Microsoft Corporation is one of the world’s biggest software makers and manufactures and licenses a range of products and services related to computing. Founded in 1975 by Bill Gates and Paul Allen, the company is probably best known for its Windows software, although it has begun an aggressive drive into the mobile sector seeking to make inroads on market share held by Google and Apple. It paid 5.44 billion euros for the handset business of Nokia in September 2013.
Microsoft cuts price of high end Surface tablets
Agence France-Presse in New York
Microsoft has knocked US$100 off the price of high-end versions of its Surface tablet, which is competing against Apple’s iPad and devices that use Google’s Android system.
The software giant’s online store is offering US consumers the Surface Pro for US$799 or US$899, depending on memory capacity, down from US$899 and US$999 respectively.
“We’ve been seeing great worldwide success with Surface RT pricing and keyboard-cover promotions over the past several months and are proud to offer Surface Pro at more affordable prices,” Microsoft said in an email response to an AFP inquiry.
“People who buy Surface love Surface, and we’re eager for more people to get their hands on Surface and share their excitement.”
The Surface RT is a basic version of the tablet, which got a 30 per cent price cut last month after failing to gain traction in the market.
The Surface RT price dropped to US$349 from US$499.
Surface Pro tablet prices are being discounted in China, Hong Kong, Taiwan, Canada and the United States through August 29, according to Microsoft.
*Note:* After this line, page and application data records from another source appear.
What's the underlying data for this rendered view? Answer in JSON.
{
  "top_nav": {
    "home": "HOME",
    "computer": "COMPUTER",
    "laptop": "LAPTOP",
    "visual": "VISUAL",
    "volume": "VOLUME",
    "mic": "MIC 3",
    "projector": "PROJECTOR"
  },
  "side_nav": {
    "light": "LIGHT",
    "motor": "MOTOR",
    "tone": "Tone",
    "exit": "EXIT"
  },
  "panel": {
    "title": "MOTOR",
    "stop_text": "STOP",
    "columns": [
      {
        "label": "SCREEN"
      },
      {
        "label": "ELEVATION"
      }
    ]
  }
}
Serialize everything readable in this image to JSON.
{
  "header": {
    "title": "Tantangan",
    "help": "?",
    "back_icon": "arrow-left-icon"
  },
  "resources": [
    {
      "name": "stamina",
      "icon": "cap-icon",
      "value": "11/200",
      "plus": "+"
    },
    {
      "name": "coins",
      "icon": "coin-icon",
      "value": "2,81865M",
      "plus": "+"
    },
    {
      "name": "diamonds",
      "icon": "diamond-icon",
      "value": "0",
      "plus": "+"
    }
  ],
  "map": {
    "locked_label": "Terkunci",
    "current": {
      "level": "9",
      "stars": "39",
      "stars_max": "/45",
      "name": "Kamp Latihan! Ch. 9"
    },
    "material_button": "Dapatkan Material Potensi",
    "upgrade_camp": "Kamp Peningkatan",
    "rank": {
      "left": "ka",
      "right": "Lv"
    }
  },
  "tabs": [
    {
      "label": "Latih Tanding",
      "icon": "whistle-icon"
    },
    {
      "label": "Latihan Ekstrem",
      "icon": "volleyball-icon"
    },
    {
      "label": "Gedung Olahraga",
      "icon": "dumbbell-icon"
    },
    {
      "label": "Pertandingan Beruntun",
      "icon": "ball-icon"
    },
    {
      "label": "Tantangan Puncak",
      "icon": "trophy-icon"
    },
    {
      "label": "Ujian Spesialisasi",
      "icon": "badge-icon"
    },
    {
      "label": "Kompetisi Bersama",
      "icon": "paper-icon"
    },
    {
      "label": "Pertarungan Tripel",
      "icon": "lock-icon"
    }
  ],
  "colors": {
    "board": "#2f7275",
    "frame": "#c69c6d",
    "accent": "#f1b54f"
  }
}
The promotion comes on the heels of shabby tablet sales that resulted in Microsoft taking a US$900 million charge against fourth quarter earnings, which closed at the end of June.
The charge exceeds sales of the tablet since it was launched at the end of October last year, estimated by the company at US$853 million.
Surface was introduced as a platform for Microsoft’s new Windows 8 operating system, which was launched at the same time in a bid to make up for ground lost to Apple and Google in the mobile domain.